## WHAT YOU NEED TO DO
Work out how many lines in the entries below contain the string "JSON". Reply with that figure alone.

## AVAILABLE RECORDS
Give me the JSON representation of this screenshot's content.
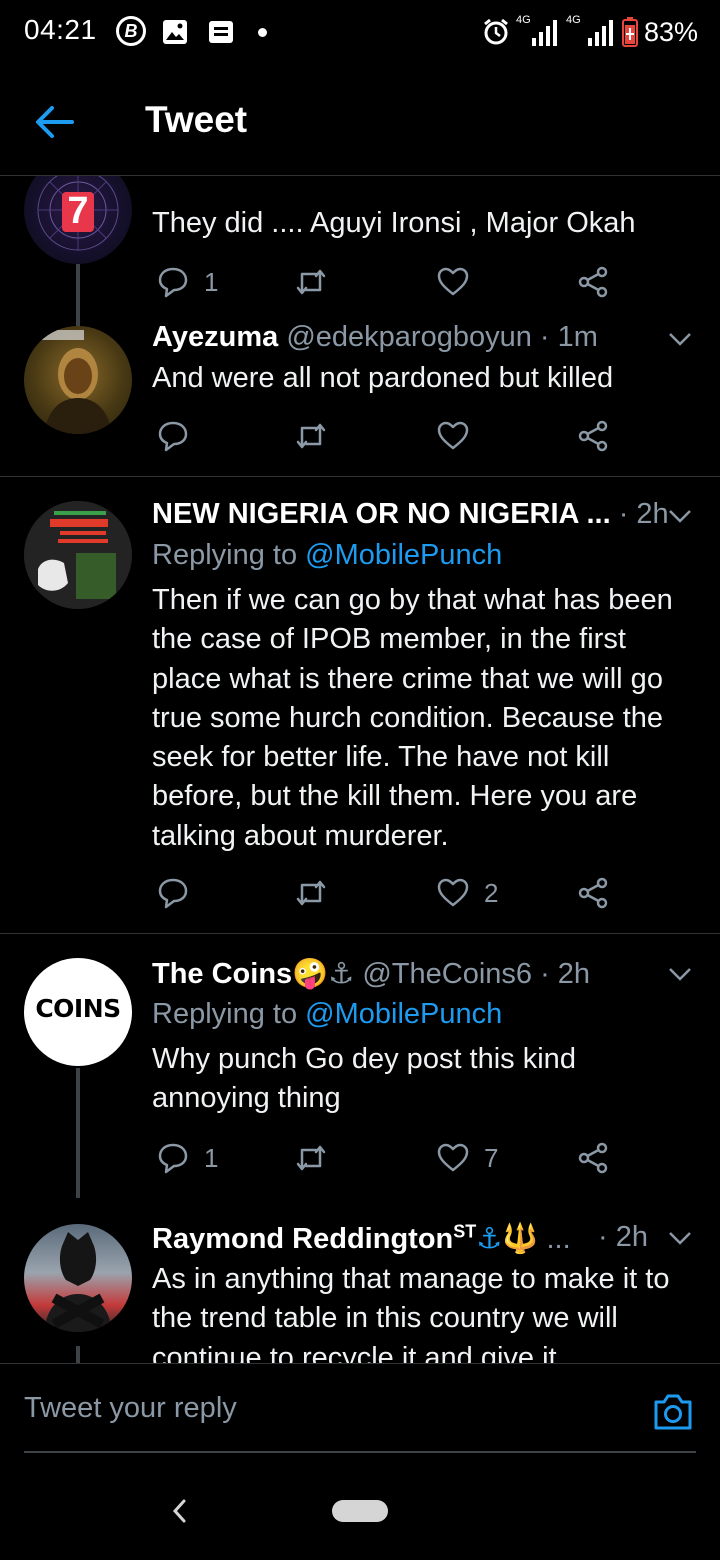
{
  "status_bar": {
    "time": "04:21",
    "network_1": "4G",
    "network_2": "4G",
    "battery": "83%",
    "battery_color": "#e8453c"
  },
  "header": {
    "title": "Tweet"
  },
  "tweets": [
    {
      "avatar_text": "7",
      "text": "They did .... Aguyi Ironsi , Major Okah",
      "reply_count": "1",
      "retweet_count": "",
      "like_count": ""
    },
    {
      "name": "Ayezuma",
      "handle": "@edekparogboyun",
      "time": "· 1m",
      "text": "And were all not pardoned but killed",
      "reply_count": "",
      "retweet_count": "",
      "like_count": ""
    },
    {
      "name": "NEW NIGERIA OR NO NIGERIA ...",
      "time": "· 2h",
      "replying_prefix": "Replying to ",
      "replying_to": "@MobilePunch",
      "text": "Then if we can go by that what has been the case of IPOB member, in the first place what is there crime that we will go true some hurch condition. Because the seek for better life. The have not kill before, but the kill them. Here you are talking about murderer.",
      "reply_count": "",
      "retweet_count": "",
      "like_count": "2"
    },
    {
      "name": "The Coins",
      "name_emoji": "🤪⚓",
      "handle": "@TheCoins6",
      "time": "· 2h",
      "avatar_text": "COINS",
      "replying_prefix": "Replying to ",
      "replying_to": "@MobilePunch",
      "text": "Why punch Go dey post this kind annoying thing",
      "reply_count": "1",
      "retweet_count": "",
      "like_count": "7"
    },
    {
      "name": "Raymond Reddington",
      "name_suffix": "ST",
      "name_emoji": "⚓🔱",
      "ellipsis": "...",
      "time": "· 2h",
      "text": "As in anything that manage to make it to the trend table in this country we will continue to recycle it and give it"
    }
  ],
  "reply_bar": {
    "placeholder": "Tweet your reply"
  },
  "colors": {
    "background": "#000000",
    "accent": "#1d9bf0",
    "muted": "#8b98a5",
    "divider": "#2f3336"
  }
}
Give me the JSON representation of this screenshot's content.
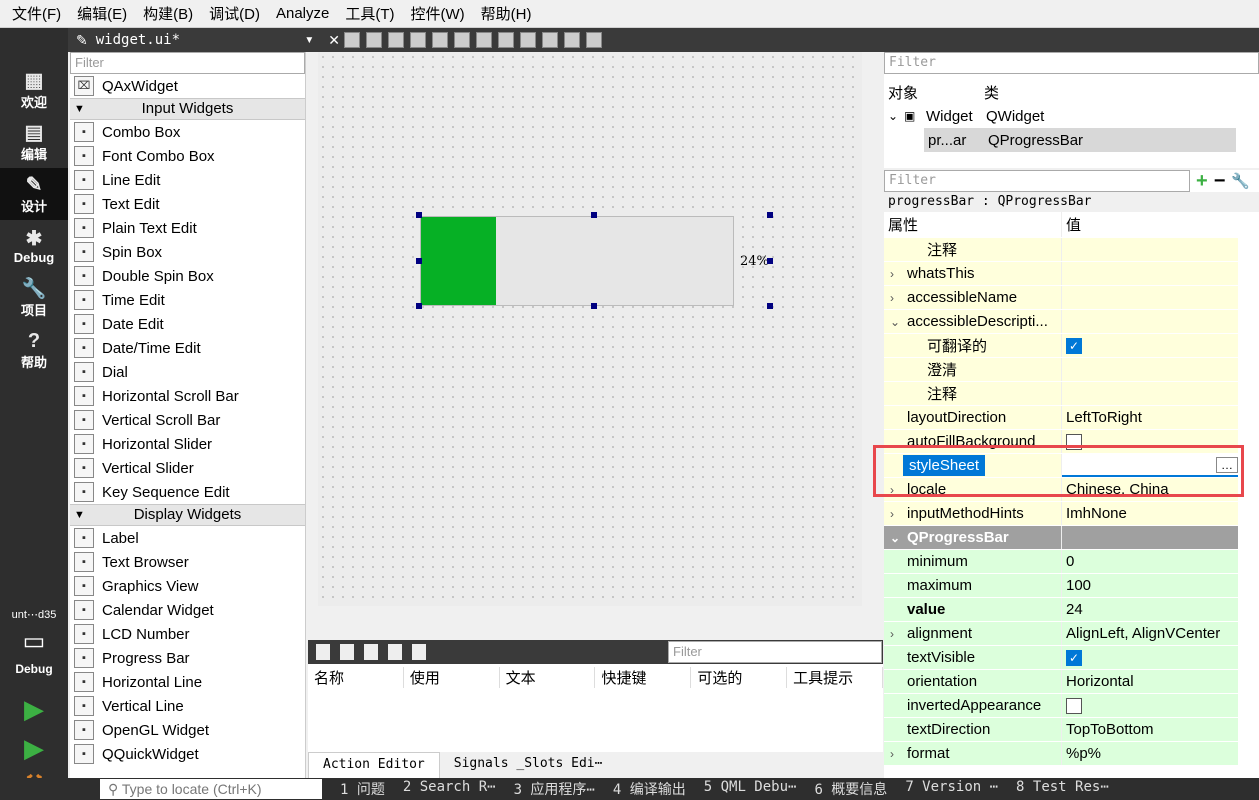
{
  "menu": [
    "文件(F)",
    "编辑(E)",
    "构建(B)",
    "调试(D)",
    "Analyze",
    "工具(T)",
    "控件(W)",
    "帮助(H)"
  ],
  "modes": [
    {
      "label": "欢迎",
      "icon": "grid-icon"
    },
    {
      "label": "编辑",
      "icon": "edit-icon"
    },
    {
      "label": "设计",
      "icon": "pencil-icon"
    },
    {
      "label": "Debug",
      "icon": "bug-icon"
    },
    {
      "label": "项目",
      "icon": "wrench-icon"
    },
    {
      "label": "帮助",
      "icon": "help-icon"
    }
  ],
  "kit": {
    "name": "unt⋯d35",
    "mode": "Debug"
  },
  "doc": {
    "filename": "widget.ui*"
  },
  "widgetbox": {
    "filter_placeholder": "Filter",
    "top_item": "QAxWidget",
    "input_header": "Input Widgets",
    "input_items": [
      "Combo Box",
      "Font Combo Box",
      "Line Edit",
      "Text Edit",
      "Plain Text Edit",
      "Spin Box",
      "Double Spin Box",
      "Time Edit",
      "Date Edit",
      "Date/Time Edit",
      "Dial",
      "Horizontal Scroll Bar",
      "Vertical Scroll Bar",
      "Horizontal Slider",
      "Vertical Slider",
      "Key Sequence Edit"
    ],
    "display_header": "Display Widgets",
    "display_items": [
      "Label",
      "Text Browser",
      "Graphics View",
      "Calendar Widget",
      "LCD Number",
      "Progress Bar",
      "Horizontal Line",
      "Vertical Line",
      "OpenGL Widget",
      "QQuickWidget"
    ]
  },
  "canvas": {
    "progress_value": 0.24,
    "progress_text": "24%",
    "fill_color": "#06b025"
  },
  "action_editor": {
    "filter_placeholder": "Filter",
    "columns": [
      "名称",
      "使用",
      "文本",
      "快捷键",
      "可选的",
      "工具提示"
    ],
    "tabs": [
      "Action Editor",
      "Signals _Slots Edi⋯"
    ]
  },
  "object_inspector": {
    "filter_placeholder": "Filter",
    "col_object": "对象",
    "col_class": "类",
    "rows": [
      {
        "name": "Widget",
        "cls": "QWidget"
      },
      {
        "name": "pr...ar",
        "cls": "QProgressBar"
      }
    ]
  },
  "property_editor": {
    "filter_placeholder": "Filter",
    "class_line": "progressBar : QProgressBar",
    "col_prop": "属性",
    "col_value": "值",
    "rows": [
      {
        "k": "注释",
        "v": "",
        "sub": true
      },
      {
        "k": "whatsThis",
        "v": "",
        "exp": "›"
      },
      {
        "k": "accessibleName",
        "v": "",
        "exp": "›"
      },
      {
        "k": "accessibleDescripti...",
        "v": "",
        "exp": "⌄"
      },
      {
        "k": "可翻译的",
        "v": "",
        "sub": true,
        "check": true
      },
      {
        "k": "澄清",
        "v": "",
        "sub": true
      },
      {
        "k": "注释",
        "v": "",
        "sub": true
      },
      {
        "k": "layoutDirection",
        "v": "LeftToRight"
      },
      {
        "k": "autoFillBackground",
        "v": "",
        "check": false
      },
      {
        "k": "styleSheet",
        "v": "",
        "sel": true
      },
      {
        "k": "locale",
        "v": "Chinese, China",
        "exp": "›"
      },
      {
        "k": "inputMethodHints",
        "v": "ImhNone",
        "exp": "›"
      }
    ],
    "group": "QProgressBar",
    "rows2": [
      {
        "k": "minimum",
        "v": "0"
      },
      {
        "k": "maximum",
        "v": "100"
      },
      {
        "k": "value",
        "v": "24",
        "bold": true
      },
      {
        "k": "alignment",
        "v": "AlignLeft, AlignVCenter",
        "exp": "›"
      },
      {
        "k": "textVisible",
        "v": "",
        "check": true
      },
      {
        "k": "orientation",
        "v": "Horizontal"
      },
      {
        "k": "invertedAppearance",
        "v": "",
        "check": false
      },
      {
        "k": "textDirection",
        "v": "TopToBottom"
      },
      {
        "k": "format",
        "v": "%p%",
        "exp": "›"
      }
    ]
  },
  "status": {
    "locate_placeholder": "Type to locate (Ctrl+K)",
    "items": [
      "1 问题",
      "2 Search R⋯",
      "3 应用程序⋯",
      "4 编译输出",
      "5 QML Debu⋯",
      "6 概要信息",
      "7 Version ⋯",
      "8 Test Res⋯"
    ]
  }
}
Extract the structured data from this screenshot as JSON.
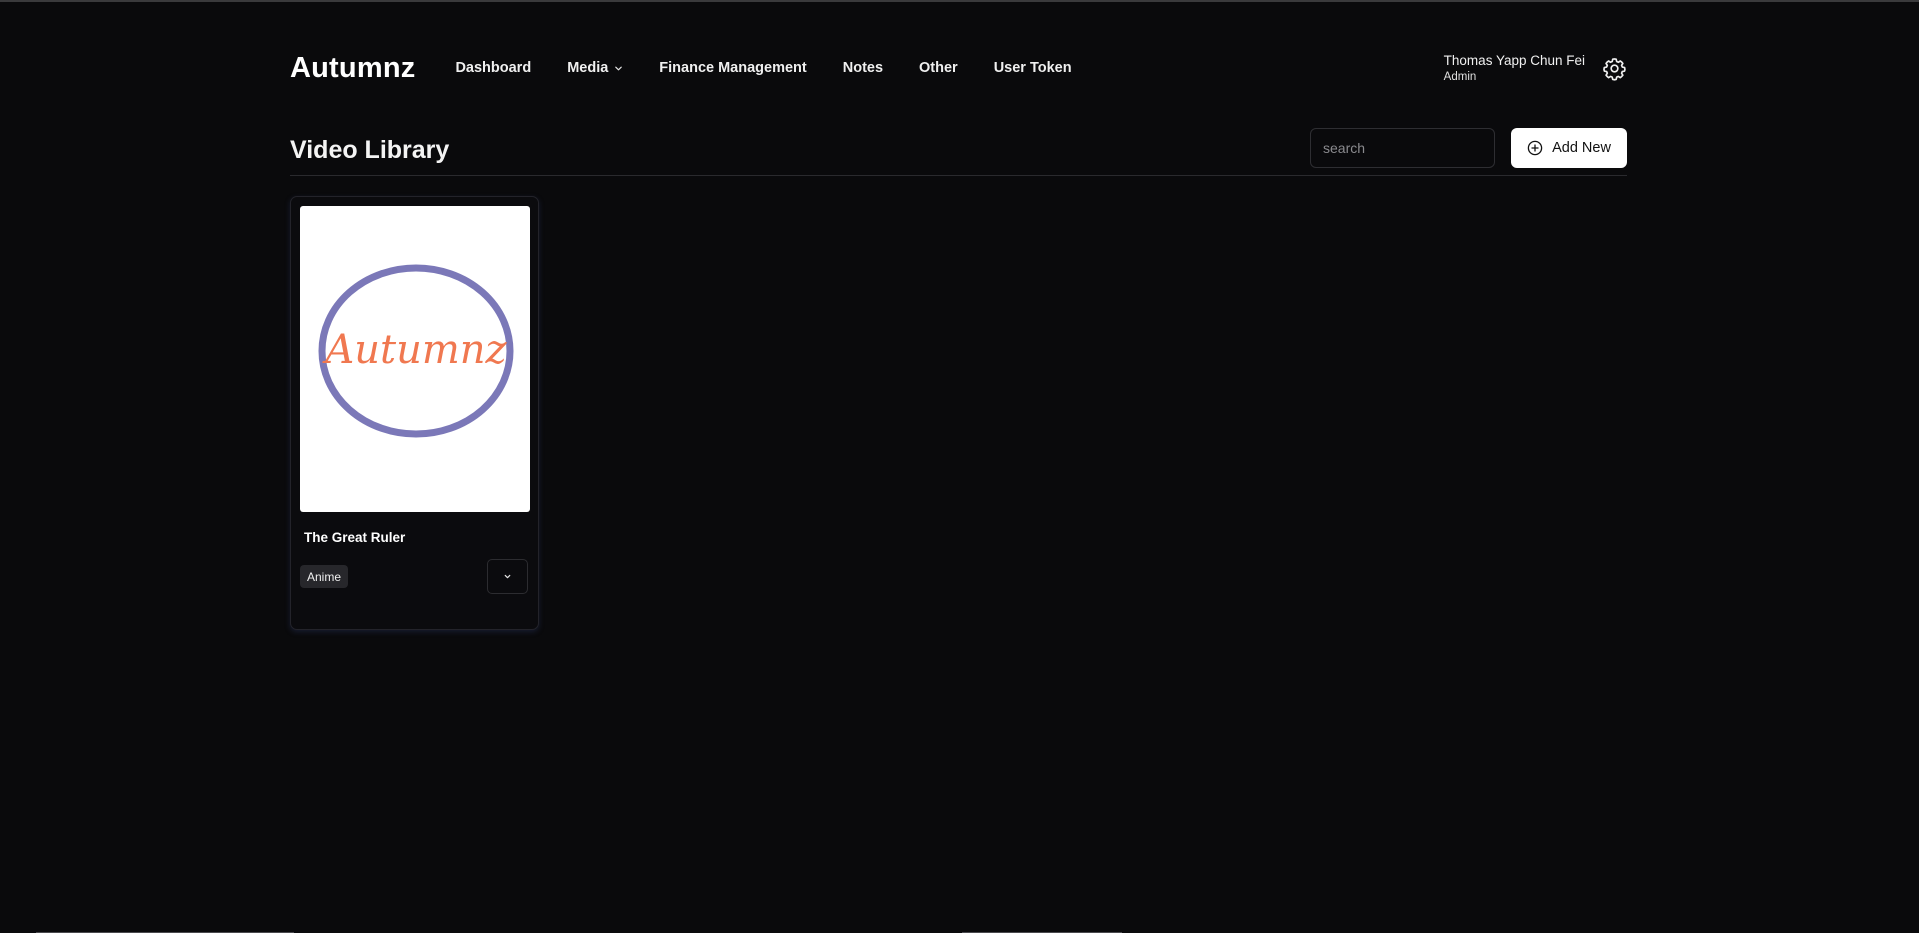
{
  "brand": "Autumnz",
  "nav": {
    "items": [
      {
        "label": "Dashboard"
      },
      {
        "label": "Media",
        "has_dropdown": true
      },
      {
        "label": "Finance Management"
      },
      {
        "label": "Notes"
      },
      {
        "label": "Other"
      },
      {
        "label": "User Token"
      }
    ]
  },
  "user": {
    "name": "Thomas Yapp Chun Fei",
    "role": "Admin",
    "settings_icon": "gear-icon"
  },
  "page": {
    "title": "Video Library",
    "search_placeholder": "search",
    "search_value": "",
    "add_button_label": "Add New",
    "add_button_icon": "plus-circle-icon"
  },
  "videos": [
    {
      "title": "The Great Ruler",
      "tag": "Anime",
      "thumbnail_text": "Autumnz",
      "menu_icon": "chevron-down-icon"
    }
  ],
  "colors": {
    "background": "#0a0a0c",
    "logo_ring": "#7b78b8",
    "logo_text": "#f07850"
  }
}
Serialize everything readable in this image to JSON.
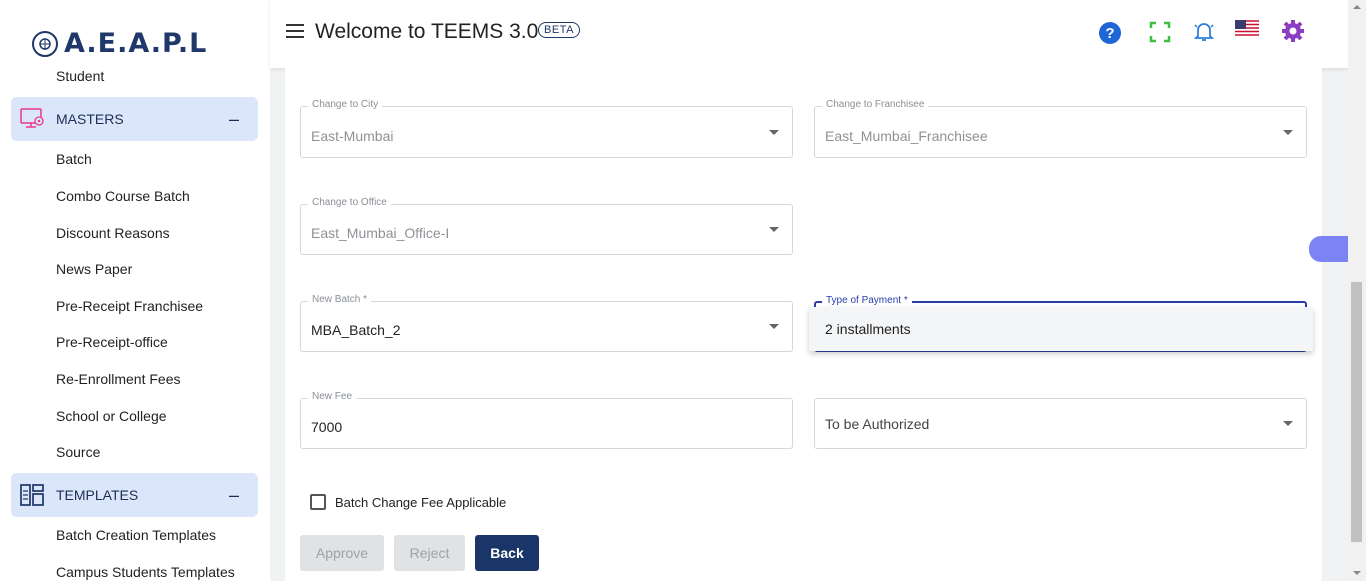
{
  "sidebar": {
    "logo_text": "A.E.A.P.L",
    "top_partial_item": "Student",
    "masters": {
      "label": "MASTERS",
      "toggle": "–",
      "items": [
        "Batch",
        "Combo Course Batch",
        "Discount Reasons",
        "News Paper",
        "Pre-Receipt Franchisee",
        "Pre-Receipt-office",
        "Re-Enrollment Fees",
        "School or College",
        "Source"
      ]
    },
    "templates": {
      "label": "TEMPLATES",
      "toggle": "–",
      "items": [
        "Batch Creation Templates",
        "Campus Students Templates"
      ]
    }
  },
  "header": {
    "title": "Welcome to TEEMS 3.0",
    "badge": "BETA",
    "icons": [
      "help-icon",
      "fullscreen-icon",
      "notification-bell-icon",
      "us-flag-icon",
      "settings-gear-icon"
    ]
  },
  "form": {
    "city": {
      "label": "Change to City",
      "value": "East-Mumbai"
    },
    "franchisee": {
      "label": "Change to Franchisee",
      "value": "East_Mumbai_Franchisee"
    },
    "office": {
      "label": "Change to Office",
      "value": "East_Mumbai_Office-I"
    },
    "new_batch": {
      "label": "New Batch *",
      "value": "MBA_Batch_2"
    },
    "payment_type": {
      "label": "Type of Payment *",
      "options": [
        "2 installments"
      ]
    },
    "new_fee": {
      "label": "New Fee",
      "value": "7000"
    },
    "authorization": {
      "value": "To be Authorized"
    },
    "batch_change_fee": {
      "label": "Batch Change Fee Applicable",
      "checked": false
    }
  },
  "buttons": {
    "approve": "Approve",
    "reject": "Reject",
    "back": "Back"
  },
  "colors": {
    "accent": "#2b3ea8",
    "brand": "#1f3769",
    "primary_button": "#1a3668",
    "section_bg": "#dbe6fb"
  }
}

## RESULT OF THIS EXERCISE
4